Iíd like to see these three events use Accu-Stats as a basic statistical system and constantly show those numbers on screen. If three events, run by three different promoters, each uses a different method for analyzing the action, fans will only be more confused than they are now.

In any event, give me more statistics.

Even better? Give me sports science!

The world seems to be very geek friendly these days. Even viewers whoíve never played baseball or basketball seem to love the science approach to the sports. When a baseball outfielder is tracking down a long fly ball, the networks detail the velocity of the ball, the degree of arch it is traveling at, the distance the outfielder had to run and the speed at which he had to run to track down that fly ball. Itís cool stuff.

Why canít we do that in pool? At the very least, can we track the speed of the break shot? How about the angle at which a jump shot was taken? And the cue speed and amount of force generated to get the cue ball off of the tableís surface? And the trajectory and distance the ball traveled?

We can do this. Itís not rocket science! (Well, it may actually be close, but still...)
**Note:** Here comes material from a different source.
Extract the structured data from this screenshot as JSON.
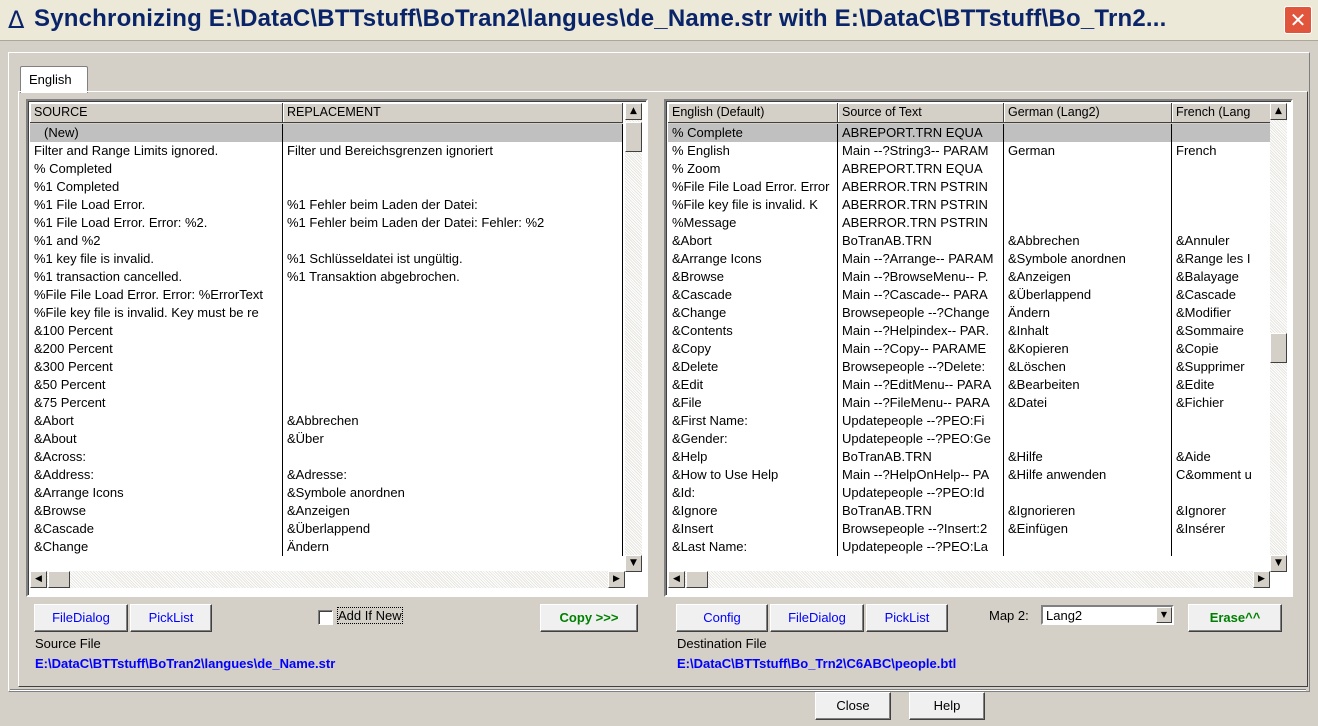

This year will offer numerous opportunities for us to get pool to next-level visibility. Letís not waste them.